Different Types of Therapy and Their Benefits

There is a popular conception of therapy – that is the classic form of ‘talk therapy.’ It involves a psychologist with a pencil and a notepad, a couch, and a client. Some approaches still use this method, but there are quite a few different types of therapies that might be used – sometimes a combination of one or more – to assist clients when it comes to overcoming problems that can range from mental issues to addictions and more.

Some types of therapy are inpatient, some are given through an intensive outpatient program, and some are just casual outpatient programs. In each case, the goal is to give the client or patient an environment that is not judgmental and will allow both the provider of the therapy and the client to work in tandem to reach a set of goals they have agreed upon.

Here is a quick look at a couple of types of therapy.


This is one of the treatment modalities that is the most well-known.

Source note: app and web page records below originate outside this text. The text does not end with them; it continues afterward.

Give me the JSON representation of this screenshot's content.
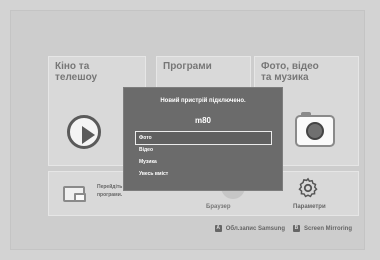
{
  "tiles": {
    "movies": {
      "title": "Кіно та\nтелешоу"
    },
    "apps": {
      "title": "Програми"
    },
    "photo": {
      "title": "Фото, відео\nта музика"
    }
  },
  "bottom": {
    "tip": "Перейдіть до ... підключіться, ... рекомендовані програми.",
    "browser_label": "Браузер",
    "settings_label": "Параметри"
  },
  "footer": {
    "key_a": "A",
    "key_a_label": "Обл.запис Samsung",
    "key_b": "B",
    "key_b_label": "Screen Mirroring"
  },
  "dialog": {
    "title": "Новий пристрій підключено.",
    "device": "m80",
    "options": [
      "Фото",
      "Відео",
      "Музика",
      "Увесь вміст"
    ],
    "selected_index": 0
  },
  "icons": {
    "play": "play-icon",
    "camera": "camera-icon",
    "gear": "gear-icon",
    "browser": "browser-icon",
    "screen-mirror": "screen-mirror-icon"
  }
}
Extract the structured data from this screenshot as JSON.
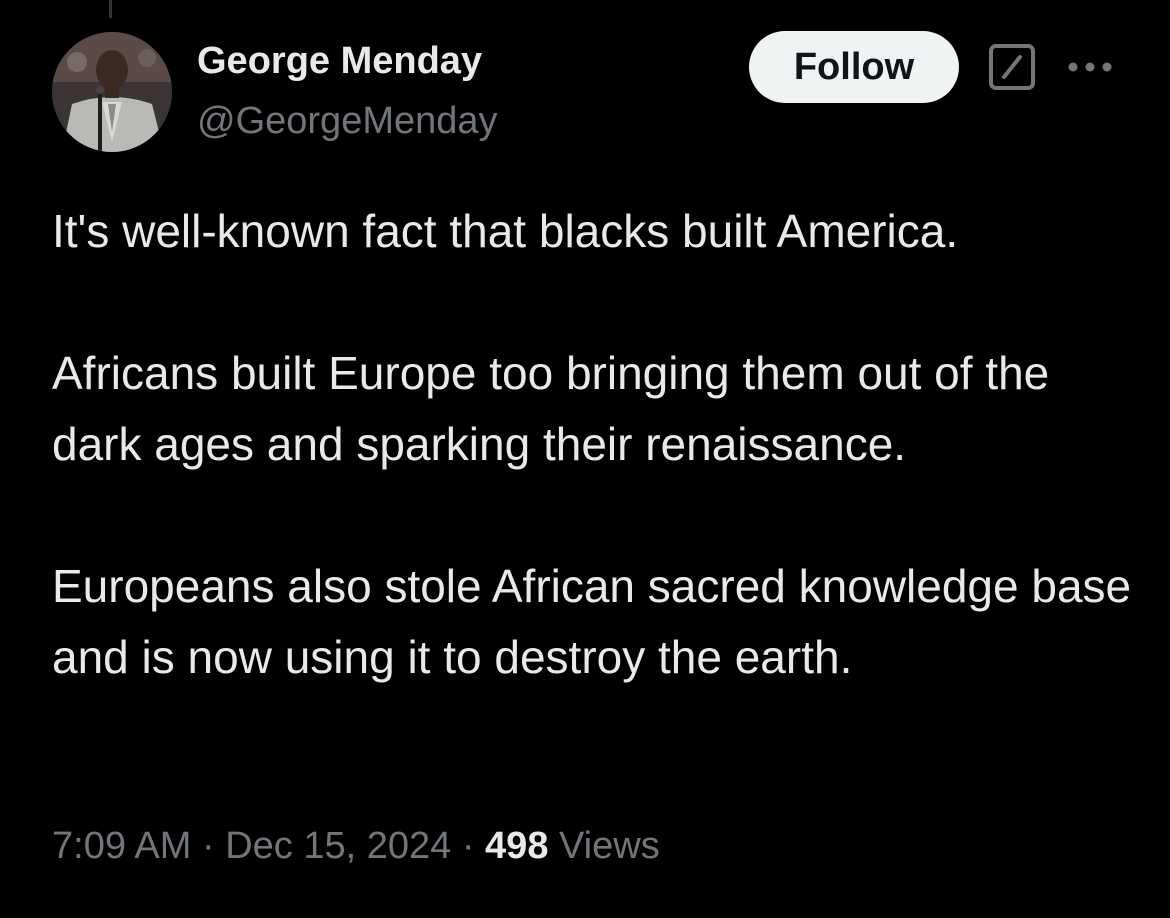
{
  "author": {
    "display_name": "George Menday",
    "handle": "@GeorgeMenday"
  },
  "actions": {
    "follow_label": "Follow",
    "grok_icon": "grok-slash-icon",
    "more_icon": "more-dots-icon"
  },
  "tweet": {
    "paragraphs": [
      "It's well-known fact that blacks built America.",
      "Africans built Europe too bringing them out of the dark ages and sparking their renaissance.",
      "Europeans also stole African sacred knowledge base and is now using it to destroy the earth."
    ]
  },
  "meta": {
    "time": "7:09 AM",
    "separator": "·",
    "date": "Dec 15, 2024",
    "views_count": "498",
    "views_label": "Views"
  },
  "colors": {
    "background": "#000000",
    "primary_text": "#e7e9ea",
    "secondary_text": "#71767b",
    "follow_bg": "#eff3f4",
    "follow_text": "#0f1419"
  }
}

However, it also tends to be understood by patients. It was founded by the famed psychoanalyst Sigmund Freud and consists of therapists listening to their patients talk about events in their lives, which is why this is often called ‘talk therapy.’ The therapist will look for things like significant events or patterns that might play a role in the difficulties the client is having. Therapists subscribe to a school of thought that things like childhood events, as well as unconscious motivations, thoughts, and feelings,  play a role in maladaptive behaviors and mental illness.

This type of therapy is much criticized by people who claim that it takes too long, is expensive, and typically ineffective, but it does offer its benefits. The therapist offers the client a nonjudgmental and empathetic environment where the client will feel safe when it comes to revealing actions and/or feelings that led to tension or stress, that might then lead to worse things, like violence or an addiction.

Cognitive Behavioral

A cognitive behavioral therapist focuses on specific issues. They believe that faulty perceptions or irrational thinking lead to dysfunction. A therapist might work with clients to change their patterns of thought. This is a type of therapy that has had good results for those suffering from anxiety or depression.

Behavioral therapists will work to alter problematic behaviors that may have been trained through many years of being reinforced. A good example of this would be a therapist who works with a patient to overcome a fear of heights. The person giving the therapy might encourage their patient to face that fear gradually through experiences. First, the patient might imagine that they are riding an escalator or standing on the roof of a building. Next, that patient might expose themselves slowly to more and more intense levels of their fears until that specific phobia either disappears totally or diminishes.

Behavioral and cognitive approaches can be effective in treating specific issues. Often, both behavioral and cognitive approaches will be used to treat a disorder. The therapist who treats the client with, say, social anxiety, might assist the client when it comes to forming thinking patterns that are more accurate and by focusing on individual behaviors, like social avoidance.

These are just two types of therapies, with how they work and how they help. There are many different types of therapy, from mental to physical, and all have their benefits. If you are in need of help with a problem, don’t hesitate to seek the therapy you need.